__WORK TASK__. What lines below include the word "JSON"? Copy each one.

START INPUT FOR THIS TASK

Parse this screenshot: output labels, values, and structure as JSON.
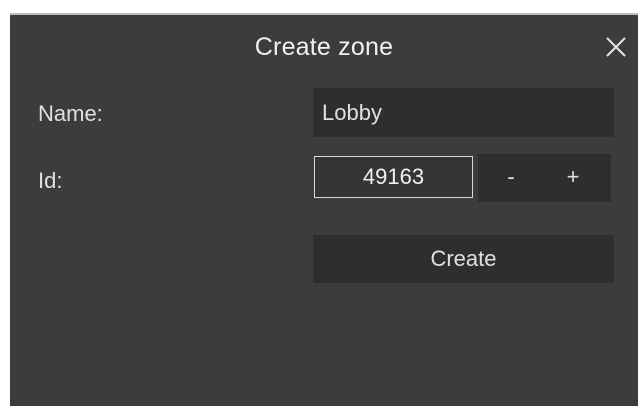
{
  "dialog": {
    "title": "Create zone",
    "close_icon": "close-icon"
  },
  "form": {
    "name_label": "Name:",
    "name_value": "Lobby",
    "id_label": "Id:",
    "id_value": "49163",
    "decrement_label": "-",
    "increment_label": "+",
    "create_label": "Create"
  },
  "colors": {
    "background": "#3c3c3c",
    "field_background": "#2e2e2e",
    "text": "#e0e0e0",
    "field_border": "#d8d8d8"
  }
}
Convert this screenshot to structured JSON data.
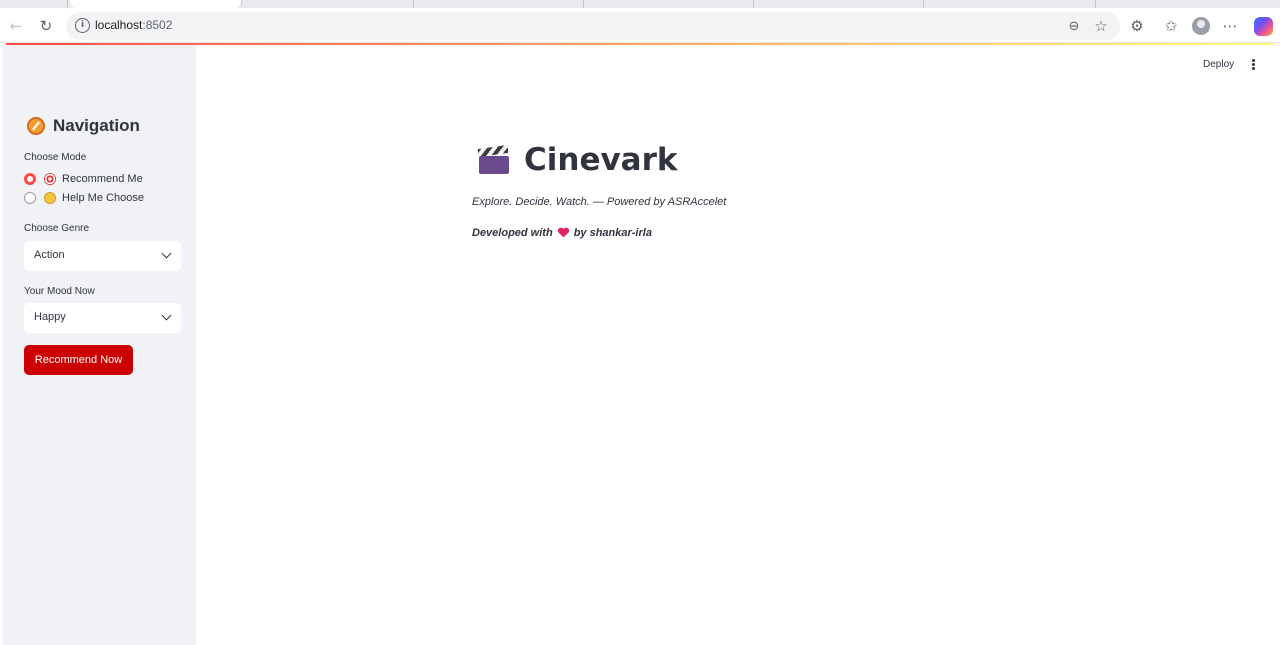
{
  "browser": {
    "url_host": "localhost",
    "url_port": ":8502"
  },
  "sidebar": {
    "title": "Navigation",
    "mode_label": "Choose Mode",
    "mode_options": [
      {
        "label": "Recommend Me",
        "selected": true
      },
      {
        "label": "Help Me Choose",
        "selected": false
      }
    ],
    "genre_label": "Choose Genre",
    "genre_value": "Action",
    "mood_label": "Your Mood Now",
    "mood_value": "Happy",
    "button_label": "Recommend Now",
    "button_color": "#cc0000",
    "accent_color": "#ff4b4b"
  },
  "header": {
    "deploy_label": "Deploy"
  },
  "main": {
    "title": "Cinevark",
    "tagline": "Explore. Decide. Watch. — Powered by ASRAccelet",
    "dev_prefix": "Developed with",
    "dev_suffix": "by shankar-irla"
  }
}
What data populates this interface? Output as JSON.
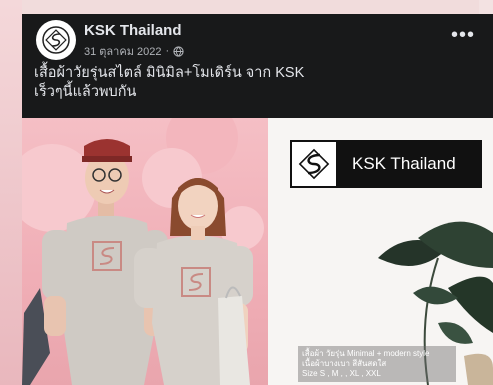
{
  "post": {
    "page_name": "KSK Thailand",
    "date": "31 ตุลาคม 2022",
    "separator": "·",
    "more_label": "•••",
    "caption_line1": "เสื้อผ้าวัยรุ่นสไตล์ มินิมิล+โมเดิร์น จาก KSK",
    "caption_line2": "เร็วๆนี้แล้วพบกัน"
  },
  "image": {
    "brand_text": "KSK Thailand",
    "info_line1": "เสื้อผ้า วัยรุ่น Minimal + modern style",
    "info_line2": "เนื้อผ้าบางเบา สีสันสดใส",
    "info_line3": "Size S , M , , XL , XXL"
  },
  "colors": {
    "card_bg": "#18191a",
    "text_primary": "#e4e6eb",
    "text_secondary": "#b0b3b8",
    "photo_pink": "#f0aeb6"
  },
  "icons": [
    "ksk-logo-icon",
    "globe-icon",
    "more-options-icon",
    "leaf-icon"
  ]
}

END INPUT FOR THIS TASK

__RESPONSE BOX__.
Parse this screenshot: output labels, values, and structure as JSON.
Convert this screenshot to structured JSON data.
What data populates this interface? Output as JSON.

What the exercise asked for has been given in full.